It really doesn’t matter if you spent 12 hours in the library yesterday or you’ve been averaging 3 hours sleep and are 90% Red Bull (more next time on why not to do that). With revision it’s all about quality, not quantity.
In our last post time we talked about how to make your revision efficient and effective by structuring your time by topic difficulty and using grade boundaries and past papers to make sure you’re ticking all the boxes.
Today, we’ve got four more top tips that will help you get the most out of your revision.
1) Make daily targets
Writing a list of what you need to achieve each day will help motivate you and make the task of revision feel less daunting. Use your big revision plan and content check lists to break down work into small, manageable tasks. This will make sure you keep on track with your studying and exam practice so you’re not up the night before your exam crying into a textbook.
And when you’re done with your daily tasks, stop studying! Of course, if you’re feeling super inspired or there’s something that can easily be done that will help you the next day, then take advantage. But revision is a marathon, not a sprint, and to get to that finish line you shouldn’t use up all your energy in the first week.
2) Cut down on distractions
Yes, we sound like your mum. But the more distractions you let slip into your revision just means the longer you’ll have to spend studying to get the same result. The study limbo of guilt is a very real phenomenon: you’re so distracted you’re not getting anything done but you can’t go have fun because you haven’t met your daily targets. Snap out of this cycle!
Give your phone to your friend for the day, close those Twitter tabs on your laptop, find a clean, tidy work environment that will really let you focus. It’s all about putting yourself in the right environment to study.
3) Build in breaks
But it’s also important to build in purposeful ‘distractions’ – and by that we mean regular breaks. Whether that’s just taking five minutes to stretch your legs, getting some fresh air in the garden, or grabbing a hot chocolate at that cute café nearby, a change of scenery will help prevent brain shut-down and might even give you inspiration for an essay. Of course, be wise about your breaks. If they’re racking up as much time as your revision then they can’t really be called breaks anymore, can they?
Building in breaks also mean switching up what you’re studying.
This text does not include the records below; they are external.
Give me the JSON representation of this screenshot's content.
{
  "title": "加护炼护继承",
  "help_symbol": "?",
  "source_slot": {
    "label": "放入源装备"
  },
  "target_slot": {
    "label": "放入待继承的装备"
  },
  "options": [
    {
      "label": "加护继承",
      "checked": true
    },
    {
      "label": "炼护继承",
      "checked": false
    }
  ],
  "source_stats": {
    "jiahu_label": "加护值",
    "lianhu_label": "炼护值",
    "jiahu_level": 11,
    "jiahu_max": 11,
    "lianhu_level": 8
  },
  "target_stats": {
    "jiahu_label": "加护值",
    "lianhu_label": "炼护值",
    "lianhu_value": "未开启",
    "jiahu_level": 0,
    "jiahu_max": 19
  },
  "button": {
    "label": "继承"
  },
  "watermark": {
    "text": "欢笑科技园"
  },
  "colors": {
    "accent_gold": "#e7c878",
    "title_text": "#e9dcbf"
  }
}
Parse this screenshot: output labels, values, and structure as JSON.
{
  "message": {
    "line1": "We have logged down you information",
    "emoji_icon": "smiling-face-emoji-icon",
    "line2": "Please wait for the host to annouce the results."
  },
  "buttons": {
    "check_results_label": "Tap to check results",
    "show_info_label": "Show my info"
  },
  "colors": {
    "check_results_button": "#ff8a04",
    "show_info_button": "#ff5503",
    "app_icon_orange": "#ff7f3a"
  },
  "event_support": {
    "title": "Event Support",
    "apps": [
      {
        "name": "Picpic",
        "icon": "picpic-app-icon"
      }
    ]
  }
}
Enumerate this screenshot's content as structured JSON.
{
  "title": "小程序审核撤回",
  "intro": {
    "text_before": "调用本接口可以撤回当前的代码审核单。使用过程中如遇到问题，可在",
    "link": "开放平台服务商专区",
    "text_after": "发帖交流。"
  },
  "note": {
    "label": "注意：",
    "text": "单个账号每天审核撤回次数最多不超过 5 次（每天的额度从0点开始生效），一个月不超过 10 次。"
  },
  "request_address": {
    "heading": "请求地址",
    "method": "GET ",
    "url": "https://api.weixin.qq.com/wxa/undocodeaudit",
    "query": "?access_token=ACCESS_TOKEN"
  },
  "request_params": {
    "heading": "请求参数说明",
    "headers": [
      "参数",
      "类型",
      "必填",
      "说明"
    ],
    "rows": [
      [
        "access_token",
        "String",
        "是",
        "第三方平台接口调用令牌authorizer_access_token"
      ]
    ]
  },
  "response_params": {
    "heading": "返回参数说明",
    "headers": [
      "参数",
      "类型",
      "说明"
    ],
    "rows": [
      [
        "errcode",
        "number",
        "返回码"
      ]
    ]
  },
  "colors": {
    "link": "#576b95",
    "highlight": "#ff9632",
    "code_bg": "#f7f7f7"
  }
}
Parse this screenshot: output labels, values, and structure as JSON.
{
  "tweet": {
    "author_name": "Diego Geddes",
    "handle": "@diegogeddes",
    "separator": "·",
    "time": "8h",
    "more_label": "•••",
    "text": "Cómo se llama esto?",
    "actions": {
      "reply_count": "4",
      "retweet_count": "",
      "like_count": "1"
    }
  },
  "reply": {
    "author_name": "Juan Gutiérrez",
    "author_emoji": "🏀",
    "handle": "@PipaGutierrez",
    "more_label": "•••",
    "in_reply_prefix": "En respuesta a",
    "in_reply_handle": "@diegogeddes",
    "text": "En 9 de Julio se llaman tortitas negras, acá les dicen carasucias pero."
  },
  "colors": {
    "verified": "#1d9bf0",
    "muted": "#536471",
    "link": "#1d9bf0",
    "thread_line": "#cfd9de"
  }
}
Changing between the topics and subjects you are revising helps keep your brain alert and engaged!
4) Mix up your methods
Mixing things up in terms of revision method is another good way to keep your revision targeted and efficient. From making mind maps and flash cards to condensing your class notes and finding some case studies of your own, there are many ways and resources that will stop your revision becoming stale. The more engaged you are with your revision process, the more efficient you’ll be in locking down that key info!
Like with your breaks though, remember that the process shouldn’t take priority over the purpose (although writing things physically down can be great for getting facts into your brain).
These are just a few tips that will help you get the most out of your revision time. What are some of the ways that work for you?
Don’t be daft – make your revision as efficient and effective as can be!